America’s Health Insurance Plans (AHIP) has launched its Safe, Transparent Opioid Prescribing (STOP) initiative, which includes a data analysis tool to compare doctors’ prescribing patterns against the Centers for Disease Control and Prevention (CDC) guidelines. From there, individual health plans will be able to identify prescribers who aren’t adhering to guidelines and ask them to revise their practices.

“Plans are in a unique position because they have a 360 degree view of the data and are trying to do what they can to offset the opioid epidemic,” Richard Bankowitz, MD, the association’s chief medical officer, tells Addiction Professional.

Bankowitz says the data currently in house predates AHIP’s adoption of this new standard to measure daily practice against the CDC guidelines, so it will serve as a baseline going forward to evaluate progress. Findings on the initiative’s effectiveness could be available within a year, he says.

AHIP member health plans will track claims data for dosage and duration of prescribed opioids as well as how often they are prescribed for patients also using benzodiazepines. Measures will look for use of extended-release or long-acting opioids and how often urine drug screening is used.

Leveraging data to improve care isn’t new for health insurers. Bankowitz says plans historically have mined their pharmacy claims data to help identify patients who are receiving multiple prescriptions for opioids from multiple providers, for example.

While the STOP initiative is centered on driving CDC guidelines into everyday prescriber practice, plans are also beginning to develop policies to reduce barriers to addiction treatment, says Kate Berry, senior vice president of clinical affairs for AHIP.
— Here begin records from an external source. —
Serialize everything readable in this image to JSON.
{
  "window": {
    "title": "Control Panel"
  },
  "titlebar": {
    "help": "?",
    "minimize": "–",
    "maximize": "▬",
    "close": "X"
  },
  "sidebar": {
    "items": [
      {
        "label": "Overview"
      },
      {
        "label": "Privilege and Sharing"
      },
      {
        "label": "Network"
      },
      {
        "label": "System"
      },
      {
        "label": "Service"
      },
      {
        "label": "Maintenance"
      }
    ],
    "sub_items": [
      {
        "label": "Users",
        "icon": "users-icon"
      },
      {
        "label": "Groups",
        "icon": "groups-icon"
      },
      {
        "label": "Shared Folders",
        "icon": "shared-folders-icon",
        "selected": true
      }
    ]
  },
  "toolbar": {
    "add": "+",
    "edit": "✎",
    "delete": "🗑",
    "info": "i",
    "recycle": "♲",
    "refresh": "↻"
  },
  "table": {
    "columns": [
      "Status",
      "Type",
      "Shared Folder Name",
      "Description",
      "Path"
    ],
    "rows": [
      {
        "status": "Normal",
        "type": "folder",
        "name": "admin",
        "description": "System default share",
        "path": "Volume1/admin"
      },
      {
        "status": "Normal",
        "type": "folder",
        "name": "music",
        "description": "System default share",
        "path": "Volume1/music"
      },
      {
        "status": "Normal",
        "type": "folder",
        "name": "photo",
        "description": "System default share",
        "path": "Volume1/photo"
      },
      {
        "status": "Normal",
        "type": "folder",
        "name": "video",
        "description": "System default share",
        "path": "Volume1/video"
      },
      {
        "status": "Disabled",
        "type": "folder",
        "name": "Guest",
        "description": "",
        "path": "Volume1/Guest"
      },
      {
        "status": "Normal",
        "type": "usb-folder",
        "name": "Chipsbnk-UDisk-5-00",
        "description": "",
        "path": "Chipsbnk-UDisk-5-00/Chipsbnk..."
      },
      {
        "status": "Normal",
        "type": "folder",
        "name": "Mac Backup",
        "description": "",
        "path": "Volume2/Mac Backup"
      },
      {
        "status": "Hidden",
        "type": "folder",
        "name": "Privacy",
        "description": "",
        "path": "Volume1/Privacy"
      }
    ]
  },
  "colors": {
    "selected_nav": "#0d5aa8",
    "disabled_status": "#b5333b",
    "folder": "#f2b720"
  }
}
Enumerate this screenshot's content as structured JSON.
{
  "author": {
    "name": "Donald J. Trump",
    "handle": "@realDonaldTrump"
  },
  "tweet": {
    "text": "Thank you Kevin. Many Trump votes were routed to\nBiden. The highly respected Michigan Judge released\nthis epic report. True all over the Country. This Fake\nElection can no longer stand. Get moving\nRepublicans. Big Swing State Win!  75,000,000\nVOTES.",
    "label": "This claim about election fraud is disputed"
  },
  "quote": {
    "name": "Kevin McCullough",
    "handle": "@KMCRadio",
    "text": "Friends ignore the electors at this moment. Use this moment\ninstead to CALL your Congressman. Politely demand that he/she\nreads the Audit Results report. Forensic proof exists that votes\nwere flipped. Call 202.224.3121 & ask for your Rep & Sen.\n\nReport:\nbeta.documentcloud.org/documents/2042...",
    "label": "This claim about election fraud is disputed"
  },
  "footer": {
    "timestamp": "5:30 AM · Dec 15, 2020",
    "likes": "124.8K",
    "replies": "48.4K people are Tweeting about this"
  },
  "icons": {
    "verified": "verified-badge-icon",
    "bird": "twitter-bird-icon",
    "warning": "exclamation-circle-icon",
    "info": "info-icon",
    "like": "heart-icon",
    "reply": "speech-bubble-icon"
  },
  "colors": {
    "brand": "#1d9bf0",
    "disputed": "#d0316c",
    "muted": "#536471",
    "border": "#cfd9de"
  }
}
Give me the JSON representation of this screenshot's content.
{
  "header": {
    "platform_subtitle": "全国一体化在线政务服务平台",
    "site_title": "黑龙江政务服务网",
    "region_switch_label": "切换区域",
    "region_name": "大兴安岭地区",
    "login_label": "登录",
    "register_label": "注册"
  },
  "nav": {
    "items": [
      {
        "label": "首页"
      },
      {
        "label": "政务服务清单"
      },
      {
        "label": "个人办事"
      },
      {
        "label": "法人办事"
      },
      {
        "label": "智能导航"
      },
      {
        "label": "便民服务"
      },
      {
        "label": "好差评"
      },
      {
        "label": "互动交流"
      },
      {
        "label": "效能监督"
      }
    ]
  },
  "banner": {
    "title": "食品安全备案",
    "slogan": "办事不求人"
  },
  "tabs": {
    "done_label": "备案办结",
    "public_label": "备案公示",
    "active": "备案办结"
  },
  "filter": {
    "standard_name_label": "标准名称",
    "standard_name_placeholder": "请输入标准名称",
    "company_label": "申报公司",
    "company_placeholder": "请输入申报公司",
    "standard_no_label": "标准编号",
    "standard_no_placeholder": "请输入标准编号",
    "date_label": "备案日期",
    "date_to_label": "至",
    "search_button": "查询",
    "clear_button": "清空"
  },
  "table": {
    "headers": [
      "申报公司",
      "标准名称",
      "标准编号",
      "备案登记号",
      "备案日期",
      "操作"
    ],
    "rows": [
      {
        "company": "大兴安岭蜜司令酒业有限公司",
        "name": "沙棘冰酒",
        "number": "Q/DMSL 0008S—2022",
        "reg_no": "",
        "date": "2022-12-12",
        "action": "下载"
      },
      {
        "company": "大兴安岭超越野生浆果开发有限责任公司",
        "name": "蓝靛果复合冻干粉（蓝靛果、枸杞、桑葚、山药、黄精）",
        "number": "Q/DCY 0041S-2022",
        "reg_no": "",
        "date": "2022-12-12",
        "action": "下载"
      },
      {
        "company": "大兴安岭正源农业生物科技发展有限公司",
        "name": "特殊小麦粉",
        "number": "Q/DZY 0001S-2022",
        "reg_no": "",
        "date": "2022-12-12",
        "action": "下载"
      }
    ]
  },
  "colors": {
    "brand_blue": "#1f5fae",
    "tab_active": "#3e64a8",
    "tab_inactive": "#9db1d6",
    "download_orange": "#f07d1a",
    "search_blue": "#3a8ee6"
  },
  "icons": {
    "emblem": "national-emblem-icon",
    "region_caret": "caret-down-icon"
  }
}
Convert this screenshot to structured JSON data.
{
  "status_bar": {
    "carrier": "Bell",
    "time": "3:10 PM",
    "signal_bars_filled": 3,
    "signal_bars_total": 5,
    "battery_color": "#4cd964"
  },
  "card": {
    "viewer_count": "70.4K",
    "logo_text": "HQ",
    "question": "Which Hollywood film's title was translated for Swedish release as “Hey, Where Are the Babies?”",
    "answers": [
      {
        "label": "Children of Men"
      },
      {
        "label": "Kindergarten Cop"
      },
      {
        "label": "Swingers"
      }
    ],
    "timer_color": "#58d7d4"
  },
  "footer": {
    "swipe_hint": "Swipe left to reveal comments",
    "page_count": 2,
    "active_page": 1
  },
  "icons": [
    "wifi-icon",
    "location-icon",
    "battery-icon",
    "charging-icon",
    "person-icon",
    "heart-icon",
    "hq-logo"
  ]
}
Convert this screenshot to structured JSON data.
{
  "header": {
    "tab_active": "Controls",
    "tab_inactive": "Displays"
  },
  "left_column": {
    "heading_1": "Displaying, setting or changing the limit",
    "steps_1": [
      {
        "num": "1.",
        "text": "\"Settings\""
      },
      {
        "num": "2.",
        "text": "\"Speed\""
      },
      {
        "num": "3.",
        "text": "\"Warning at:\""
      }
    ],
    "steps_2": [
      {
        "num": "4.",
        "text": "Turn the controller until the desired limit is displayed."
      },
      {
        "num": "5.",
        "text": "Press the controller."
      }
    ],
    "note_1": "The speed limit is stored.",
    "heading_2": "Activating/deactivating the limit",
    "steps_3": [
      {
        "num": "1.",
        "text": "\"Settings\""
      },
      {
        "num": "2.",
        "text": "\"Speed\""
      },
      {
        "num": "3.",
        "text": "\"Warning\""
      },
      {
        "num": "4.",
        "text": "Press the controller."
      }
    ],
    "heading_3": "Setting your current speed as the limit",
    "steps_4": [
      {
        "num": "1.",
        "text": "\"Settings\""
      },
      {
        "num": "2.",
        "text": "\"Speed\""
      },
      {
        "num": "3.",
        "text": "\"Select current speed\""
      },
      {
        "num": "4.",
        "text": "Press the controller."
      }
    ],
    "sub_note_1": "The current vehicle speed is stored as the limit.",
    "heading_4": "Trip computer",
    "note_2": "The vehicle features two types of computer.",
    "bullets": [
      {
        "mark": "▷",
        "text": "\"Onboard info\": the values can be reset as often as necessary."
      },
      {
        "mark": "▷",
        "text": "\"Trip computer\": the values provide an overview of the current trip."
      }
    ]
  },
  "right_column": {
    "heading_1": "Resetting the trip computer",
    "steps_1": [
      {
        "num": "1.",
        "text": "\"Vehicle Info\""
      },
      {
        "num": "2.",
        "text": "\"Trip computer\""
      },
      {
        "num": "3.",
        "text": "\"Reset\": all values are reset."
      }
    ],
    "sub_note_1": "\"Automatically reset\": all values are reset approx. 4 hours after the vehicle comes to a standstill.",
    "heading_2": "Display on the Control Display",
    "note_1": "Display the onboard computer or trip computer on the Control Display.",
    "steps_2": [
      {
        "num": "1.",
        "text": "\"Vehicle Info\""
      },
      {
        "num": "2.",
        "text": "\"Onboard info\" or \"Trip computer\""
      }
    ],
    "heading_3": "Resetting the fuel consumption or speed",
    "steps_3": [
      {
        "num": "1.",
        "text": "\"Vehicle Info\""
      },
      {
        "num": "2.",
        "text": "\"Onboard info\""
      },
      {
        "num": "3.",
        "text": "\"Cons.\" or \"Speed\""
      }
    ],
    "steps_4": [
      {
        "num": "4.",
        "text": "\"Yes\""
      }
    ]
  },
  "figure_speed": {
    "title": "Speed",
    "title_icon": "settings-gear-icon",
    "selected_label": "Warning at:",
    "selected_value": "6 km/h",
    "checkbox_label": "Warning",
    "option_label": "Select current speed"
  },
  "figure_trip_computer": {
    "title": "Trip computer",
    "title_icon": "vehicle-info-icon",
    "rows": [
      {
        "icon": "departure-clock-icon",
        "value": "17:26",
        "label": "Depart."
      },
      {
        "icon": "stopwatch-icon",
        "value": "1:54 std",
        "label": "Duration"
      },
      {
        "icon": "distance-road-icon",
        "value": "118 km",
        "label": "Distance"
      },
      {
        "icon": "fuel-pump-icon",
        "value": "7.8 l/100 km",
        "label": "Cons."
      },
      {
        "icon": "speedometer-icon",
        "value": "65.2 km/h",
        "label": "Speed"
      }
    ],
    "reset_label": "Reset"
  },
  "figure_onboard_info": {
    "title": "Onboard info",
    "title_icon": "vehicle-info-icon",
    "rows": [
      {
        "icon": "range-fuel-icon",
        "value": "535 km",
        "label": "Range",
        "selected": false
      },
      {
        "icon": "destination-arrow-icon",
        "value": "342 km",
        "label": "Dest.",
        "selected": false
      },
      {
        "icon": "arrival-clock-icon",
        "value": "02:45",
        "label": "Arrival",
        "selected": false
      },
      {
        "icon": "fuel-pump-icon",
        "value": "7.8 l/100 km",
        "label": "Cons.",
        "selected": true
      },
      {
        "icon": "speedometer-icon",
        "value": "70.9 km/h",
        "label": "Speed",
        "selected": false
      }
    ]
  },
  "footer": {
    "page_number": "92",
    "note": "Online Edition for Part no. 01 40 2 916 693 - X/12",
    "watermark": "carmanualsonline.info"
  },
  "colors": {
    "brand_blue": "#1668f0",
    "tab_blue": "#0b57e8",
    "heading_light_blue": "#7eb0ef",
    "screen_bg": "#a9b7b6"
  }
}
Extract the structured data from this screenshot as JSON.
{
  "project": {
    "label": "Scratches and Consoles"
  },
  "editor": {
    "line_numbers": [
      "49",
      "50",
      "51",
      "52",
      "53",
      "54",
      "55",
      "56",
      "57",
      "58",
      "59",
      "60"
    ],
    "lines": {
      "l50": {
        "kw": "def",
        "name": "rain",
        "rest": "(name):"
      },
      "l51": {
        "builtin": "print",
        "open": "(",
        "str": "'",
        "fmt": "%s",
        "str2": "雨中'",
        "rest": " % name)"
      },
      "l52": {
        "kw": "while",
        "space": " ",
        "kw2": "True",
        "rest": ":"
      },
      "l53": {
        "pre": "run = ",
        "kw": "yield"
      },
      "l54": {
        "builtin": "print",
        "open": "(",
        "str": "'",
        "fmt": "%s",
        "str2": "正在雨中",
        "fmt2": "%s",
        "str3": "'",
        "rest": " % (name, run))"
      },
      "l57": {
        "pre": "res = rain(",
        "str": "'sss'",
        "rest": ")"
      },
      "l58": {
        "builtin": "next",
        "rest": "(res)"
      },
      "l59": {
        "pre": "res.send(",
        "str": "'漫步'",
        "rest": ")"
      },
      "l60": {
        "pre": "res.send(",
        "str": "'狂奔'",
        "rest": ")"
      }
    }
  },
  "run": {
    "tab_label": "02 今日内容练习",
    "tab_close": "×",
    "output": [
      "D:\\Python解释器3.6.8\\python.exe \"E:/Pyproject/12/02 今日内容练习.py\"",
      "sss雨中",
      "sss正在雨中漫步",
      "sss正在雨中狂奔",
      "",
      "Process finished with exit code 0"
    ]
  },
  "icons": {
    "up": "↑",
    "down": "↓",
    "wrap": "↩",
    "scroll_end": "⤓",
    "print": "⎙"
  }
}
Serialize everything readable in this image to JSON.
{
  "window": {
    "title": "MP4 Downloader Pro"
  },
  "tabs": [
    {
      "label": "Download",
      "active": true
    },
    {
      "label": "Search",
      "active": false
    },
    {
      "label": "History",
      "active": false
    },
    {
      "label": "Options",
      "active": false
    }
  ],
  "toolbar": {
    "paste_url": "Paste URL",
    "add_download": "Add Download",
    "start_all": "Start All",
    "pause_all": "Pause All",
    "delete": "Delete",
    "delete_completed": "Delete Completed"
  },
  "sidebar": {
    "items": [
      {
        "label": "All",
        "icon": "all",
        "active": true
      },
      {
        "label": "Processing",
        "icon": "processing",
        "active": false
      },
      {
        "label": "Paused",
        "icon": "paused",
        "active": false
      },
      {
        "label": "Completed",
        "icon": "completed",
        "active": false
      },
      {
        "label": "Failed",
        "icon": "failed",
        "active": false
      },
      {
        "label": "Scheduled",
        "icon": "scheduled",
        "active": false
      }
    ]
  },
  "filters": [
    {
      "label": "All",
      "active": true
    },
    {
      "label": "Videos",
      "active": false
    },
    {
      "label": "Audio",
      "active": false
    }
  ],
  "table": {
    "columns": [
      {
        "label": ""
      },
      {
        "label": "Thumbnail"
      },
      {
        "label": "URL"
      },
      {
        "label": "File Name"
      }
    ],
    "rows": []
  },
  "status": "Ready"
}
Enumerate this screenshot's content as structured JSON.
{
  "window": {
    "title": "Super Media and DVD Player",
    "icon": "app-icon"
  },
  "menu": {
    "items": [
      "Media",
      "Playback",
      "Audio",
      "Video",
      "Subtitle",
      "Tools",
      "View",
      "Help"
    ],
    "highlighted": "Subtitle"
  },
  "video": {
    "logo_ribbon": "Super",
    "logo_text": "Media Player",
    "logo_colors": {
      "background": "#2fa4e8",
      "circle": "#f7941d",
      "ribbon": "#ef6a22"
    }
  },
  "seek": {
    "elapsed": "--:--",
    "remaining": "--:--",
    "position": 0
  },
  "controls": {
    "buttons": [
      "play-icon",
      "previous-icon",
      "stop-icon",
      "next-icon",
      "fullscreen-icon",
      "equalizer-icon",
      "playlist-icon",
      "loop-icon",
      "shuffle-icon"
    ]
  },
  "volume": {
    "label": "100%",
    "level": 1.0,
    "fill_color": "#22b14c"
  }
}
“Plans are trying to allow access to medication assisted treatment, but also to ensure availability of behavioral health counseling and other support,” she says.